Start of Provided records
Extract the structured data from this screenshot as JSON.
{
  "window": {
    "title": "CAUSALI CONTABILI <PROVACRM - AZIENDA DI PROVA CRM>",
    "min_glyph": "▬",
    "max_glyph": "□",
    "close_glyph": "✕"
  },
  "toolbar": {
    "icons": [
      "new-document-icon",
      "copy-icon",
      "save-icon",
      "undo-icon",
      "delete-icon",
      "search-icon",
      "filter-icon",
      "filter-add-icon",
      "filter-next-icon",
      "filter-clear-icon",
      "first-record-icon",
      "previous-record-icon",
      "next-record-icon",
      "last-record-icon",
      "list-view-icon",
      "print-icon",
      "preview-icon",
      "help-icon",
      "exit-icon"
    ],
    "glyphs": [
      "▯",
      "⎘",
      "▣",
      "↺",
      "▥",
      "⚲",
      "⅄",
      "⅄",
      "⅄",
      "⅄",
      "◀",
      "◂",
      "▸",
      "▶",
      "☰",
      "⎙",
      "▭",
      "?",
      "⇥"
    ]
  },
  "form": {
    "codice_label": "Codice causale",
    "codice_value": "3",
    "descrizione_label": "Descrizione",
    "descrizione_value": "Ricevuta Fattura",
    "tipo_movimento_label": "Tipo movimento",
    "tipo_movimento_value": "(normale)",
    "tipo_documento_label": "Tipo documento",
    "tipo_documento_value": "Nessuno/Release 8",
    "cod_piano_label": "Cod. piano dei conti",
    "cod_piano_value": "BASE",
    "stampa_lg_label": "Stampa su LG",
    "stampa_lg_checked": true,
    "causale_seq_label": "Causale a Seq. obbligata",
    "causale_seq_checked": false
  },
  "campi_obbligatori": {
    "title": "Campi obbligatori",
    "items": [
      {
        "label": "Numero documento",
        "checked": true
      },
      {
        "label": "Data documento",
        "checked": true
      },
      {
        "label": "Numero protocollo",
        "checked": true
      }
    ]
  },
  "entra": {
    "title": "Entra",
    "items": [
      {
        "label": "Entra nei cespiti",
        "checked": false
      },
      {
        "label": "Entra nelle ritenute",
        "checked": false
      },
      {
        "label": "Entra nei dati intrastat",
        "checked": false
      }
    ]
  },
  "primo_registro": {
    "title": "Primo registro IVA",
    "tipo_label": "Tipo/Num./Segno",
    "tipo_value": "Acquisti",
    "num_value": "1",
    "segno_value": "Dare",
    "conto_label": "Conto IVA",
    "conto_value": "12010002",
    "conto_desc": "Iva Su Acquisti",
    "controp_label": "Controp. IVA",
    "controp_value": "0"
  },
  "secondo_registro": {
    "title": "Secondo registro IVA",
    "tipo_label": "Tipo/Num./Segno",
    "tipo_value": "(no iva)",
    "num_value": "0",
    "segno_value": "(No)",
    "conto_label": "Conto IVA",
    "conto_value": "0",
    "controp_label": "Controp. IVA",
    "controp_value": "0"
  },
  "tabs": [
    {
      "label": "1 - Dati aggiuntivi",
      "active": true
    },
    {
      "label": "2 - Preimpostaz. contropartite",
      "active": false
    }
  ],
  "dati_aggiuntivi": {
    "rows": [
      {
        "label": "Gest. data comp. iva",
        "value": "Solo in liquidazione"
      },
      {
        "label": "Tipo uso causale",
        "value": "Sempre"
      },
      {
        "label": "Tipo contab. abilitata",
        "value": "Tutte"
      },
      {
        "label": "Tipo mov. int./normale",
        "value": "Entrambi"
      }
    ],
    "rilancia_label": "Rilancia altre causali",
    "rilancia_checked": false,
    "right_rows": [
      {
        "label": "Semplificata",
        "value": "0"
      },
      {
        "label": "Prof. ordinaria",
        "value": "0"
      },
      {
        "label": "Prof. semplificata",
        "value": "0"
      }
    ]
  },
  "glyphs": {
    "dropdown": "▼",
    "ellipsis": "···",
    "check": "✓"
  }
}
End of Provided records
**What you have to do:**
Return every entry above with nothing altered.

**Exercise solution:**
Extract the structured data from this screenshot as JSON.
{
  "window": {
    "title": "CAUSALI CONTABILI <PROVACRM - AZIENDA DI PROVA CRM>",
    "min_glyph": "▬",
    "max_glyph": "□",
    "close_glyph": "✕"
  },
  "toolbar": {
    "icons": [
      "new-document-icon",
      "copy-icon",
      "save-icon",
      "undo-icon",
      "delete-icon",
      "search-icon",
      "filter-icon",
      "filter-add-icon",
      "filter-next-icon",
      "filter-clear-icon",
      "first-record-icon",
      "previous-record-icon",
      "next-record-icon",
      "last-record-icon",
      "list-view-icon",
      "print-icon",
      "preview-icon",
      "help-icon",
      "exit-icon"
    ],
    "glyphs": [
      "▯",
      "⎘",
      "▣",
      "↺",
      "▥",
      "⚲",
      "⅄",
      "⅄",
      "⅄",
      "⅄",
      "◀",
      "◂",
      "▸",
      "▶",
      "☰",
      "⎙",
      "▭",
      "?",
      "⇥"
    ]
  },
  "form": {
    "codice_label": "Codice causale",
    "codice_value": "3",
    "descrizione_label": "Descrizione",
    "descrizione_value": "Ricevuta Fattura",
    "tipo_movimento_label": "Tipo movimento",
    "tipo_movimento_value": "(normale)",
    "tipo_documento_label": "Tipo documento",
    "tipo_documento_value": "Nessuno/Release 8",
    "cod_piano_label": "Cod. piano dei conti",
    "cod_piano_value": "BASE",
    "stampa_lg_label": "Stampa su LG",
    "stampa_lg_checked": true,
    "causale_seq_label": "Causale a Seq. obbligata",
    "causale_seq_checked": false
  },
  "campi_obbligatori": {
    "title": "Campi obbligatori",
    "items": [
      {
        "label": "Numero documento",
        "checked": true
      },
      {
        "label": "Data documento",
        "checked": true
      },
      {
        "label": "Numero protocollo",
        "checked": true
      }
    ]
  },
  "entra": {
    "title": "Entra",
    "items": [
      {
        "label": "Entra nei cespiti",
        "checked": false
      },
      {
        "label": "Entra nelle ritenute",
        "checked": false
      },
      {
        "label": "Entra nei dati intrastat",
        "checked": false
      }
    ]
  },
  "primo_registro": {
    "title": "Primo registro IVA",
    "tipo_label": "Tipo/Num./Segno",
    "tipo_value": "Acquisti",
    "num_value": "1",
    "segno_value": "Dare",
    "conto_label": "Conto IVA",
    "conto_value": "12010002",
    "conto_desc": "Iva Su Acquisti",
    "controp_label": "Controp. IVA",
    "controp_value": "0"
  },
  "secondo_registro": {
    "title": "Secondo registro IVA",
    "tipo_label": "Tipo/Num./Segno",
    "tipo_value": "(no iva)",
    "num_value": "0",
    "segno_value": "(No)",
    "conto_label": "Conto IVA",
    "conto_value": "0",
    "controp_label": "Controp. IVA",
    "controp_value": "0"
  },
  "tabs": [
    {
      "label": "1 - Dati aggiuntivi",
      "active": true
    },
    {
      "label": "2 - Preimpostaz. contropartite",
      "active": false
    }
  ],
  "dati_aggiuntivi": {
    "rows": [
      {
        "label": "Gest. data comp. iva",
        "value": "Solo in liquidazione"
      },
      {
        "label": "Tipo uso causale",
        "value": "Sempre"
      },
      {
        "label": "Tipo contab. abilitata",
        "value": "Tutte"
      },
      {
        "label": "Tipo mov. int./normale",
        "value": "Entrambi"
      }
    ],
    "rilancia_label": "Rilancia altre causali",
    "rilancia_checked": false,
    "right_rows": [
      {
        "label": "Semplificata",
        "value": "0"
      },
      {
        "label": "Prof. ordinaria",
        "value": "0"
      },
      {
        "label": "Prof. semplificata",
        "value": "0"
      }
    ]
  },
  "glyphs": {
    "dropdown": "▼",
    "ellipsis": "···",
    "check": "✓"
  }
}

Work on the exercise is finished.